No question of resigning for resilient Blatter
Sepp Blatter has survived countless crises during his 13 years as Fifa president.
Financial meltdown, court battles with major sponsors, the collapse of marketing partners ISL, World Cup vote controversies and now the corruption scandal involving members of his executive committee.
Throughout them all he has, somehow, managed to hold on and perhaps emerged even stronger inside world football.
Even at the height of the cash for votes affair involving his rival for the Fifa presidency Mohamed Bin Hammam, he never lost his swagger.
Maybe it is the cumulative effect of all this but none of the issues touched on above have - quite rightly - had quite the same impact on the public as his claims that racist incidents on the field of play could be settled with a handshake.
What made it worse was that his attempted clarifications - first on Twitter and then in a written statement and subsequent television interview - only seemed to reinforce that he genuinely believed what he had originally said.
So, with no sign of the storm blowing itself out, Blatter really had no choice but to apologise when I interviewed him at Fifa House this morning.
Contrite and seemingly shocked at the offence his comments had caused, Blatter said sorry three times - once in a prepared statement and then twice more later on when I questioned him on the subject.
Leaving no room for any doubt, he made it clear this time that if one player racially abused another during a match there should be zero tolerance.
But why did Blatter take so long to realise his comments had caused offence and why did he say them in the first place?
He told me he hadn't been sufficiently clear with his choice of words and that it hadn't dawned on him for some time that his remarks had been interpreted in such a negative way.
Surely it would have been evident pretty quickly once his interviews on Wednesday with CNN and Al Jazeera had been broadcast? Are we really to believe that the president of Fifa is so out of touch that it takes two days for news to reach his office in Zurich?
Or did he think he could ride this storm out like all the others he has had to face. Keep your head down for a day, it's mainly the English media again. It will all go quiet soon and everything will go back to normal.
And what of his original claims? Can they simply be airbrushed from the record? Blatter is a very intelligent man. True, English is not his first language and he is more confident in Spanish and French when not speaking his German mother tongue, but he seemed so clear, so insistent that racism on the pitch was the same as foul language.
Does this mean a man with outmoded, racist views lurks beneath the public persona of a campaigner for footballing equality? A man who did put his presidency and reputation on the line to take the World Cup to South Africa and who was so emphatically defended today by Tokyo Sexwale, a South African politician who spent 13 years in jail on Robben Island.

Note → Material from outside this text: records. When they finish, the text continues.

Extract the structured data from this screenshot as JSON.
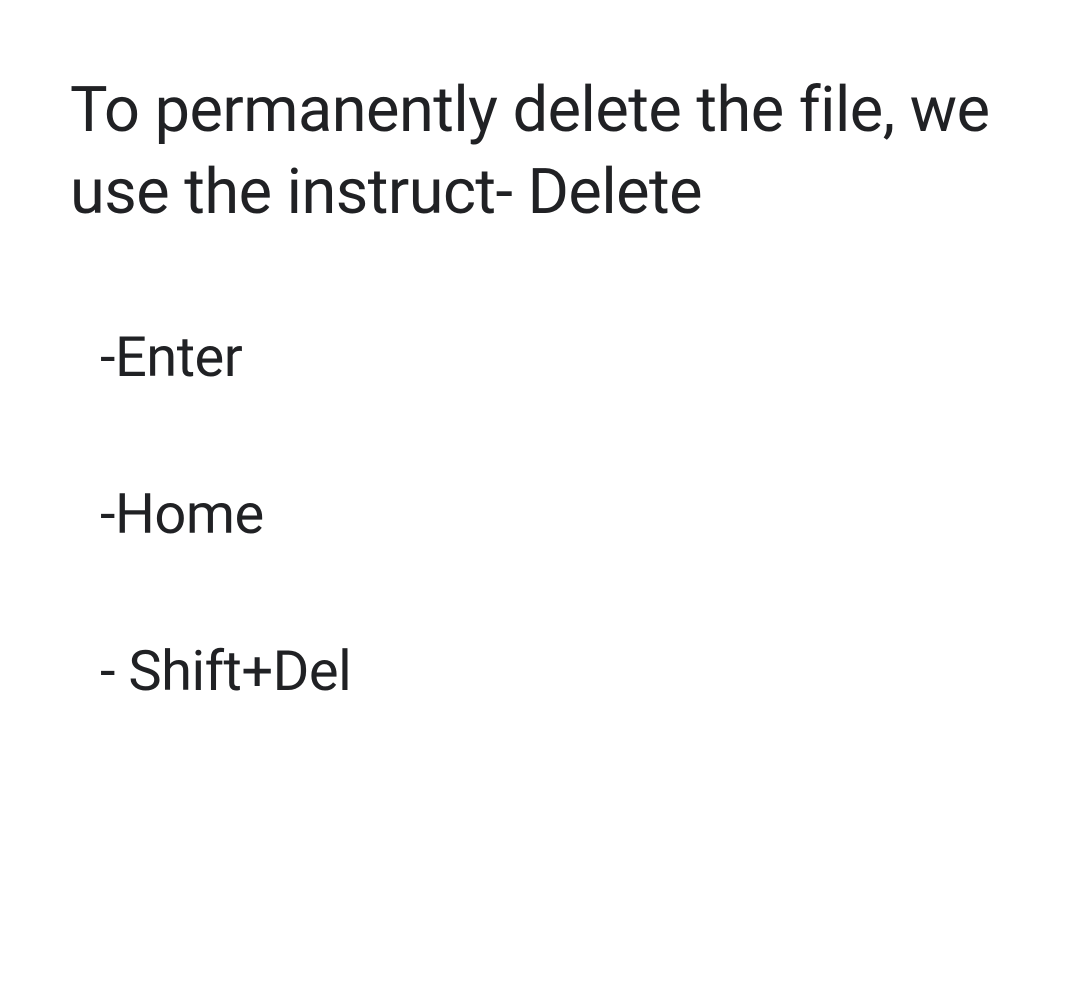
{
  "question": "To permanently delete the file, we use the instruct- Delete",
  "options": [
    "-Enter",
    "-Home",
    "- Shift+Del"
  ]
}
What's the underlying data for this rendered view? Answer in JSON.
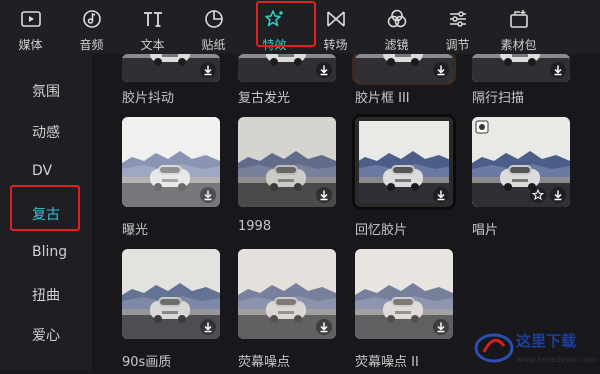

Probably not. But I remain uncomfortable about the whole thing.
For, make no mistake, my interview - although organised some weeks ago - was part of a co-ordinated fightback.
I have already mentioned the Sexwale press conference, which was well timed, to say the least.
But interestingly, shortly after I arrived at Fifa House this morning, Blatter walked out of the main reception with a member of the ethics committee from Senegal. The pair walked past me and my team and the gentleman got into his car before Blatter walked back in and greeted us, making sure we knew exactly who he had just shown out.
Was this coincidence? Who knows? Perhaps it is a consequence of the collapse in trust in the Fifa president that I am left contemplating a darker motive in an innocent act of courtesy.
Then it must always be remembered that Blatter is a master politician who rarely does anything without considering its effect.
So is his apology today sufficient to douse the flames? Probably. But was he genuinely contrite?
Again he is a good actor and he knows how to put on a good show but I have rarely seen him like this. At times he seemed to be genuinely shaken by the whole thing.
Tellingly, at the end of the interview, he looked across to his PR advisers. There was relief in his eyes but the look also begged a question: "How did I do?"
The reality is that, sorry or not, Blatter would never have even considered resigning over this. And who was going to push him? His answer to me on that score, was a return to the old, strutting Blatter.
"I cannot," was his reply. For him the Fifa presidency is a mission, not a job.
As far as he is concerned he has been given a huge mandate by the Fifa congress to carry on and now clean up the organisation.
Politically, only when a large number of the 208 national associations which make up Fifa start lighting up the Zurich switchboard with outrage will he even consider shuffling off into retirement.
Away from the headlines on racism there were some other important comments from Blatter today.
He said he would not "put his hands into the fire" to prove his executive committee was clean. Only when a new fit and proper person test was in place could he be sure.
He revealed his plans to release the documents relating to the ISL case were currently being opposed by "other parties" who may hinder that publication. Despite that he insisted he was still determined to publish these documents next month.
And he acknowledged that, as president, he did have a responsibility for the image crisis Fifa is suffering, although he then went on to suggest the crisis was all down to the decision to decide two World Cup hosts at the same time.
He managed to evade questions about his salary, the way Fifa is run and why, after 13 years in charge, he should be trusted when he says he is now the great reformer.
When the racism storm does die down, these are the matters and questions that Blatter will have to return to.
And, while his comments on racism give more ammunition to his critics who say he is out of touch, they will ultimately determine his legacy.
Saying sorry was the easy part. His biggest problems still lie ahead.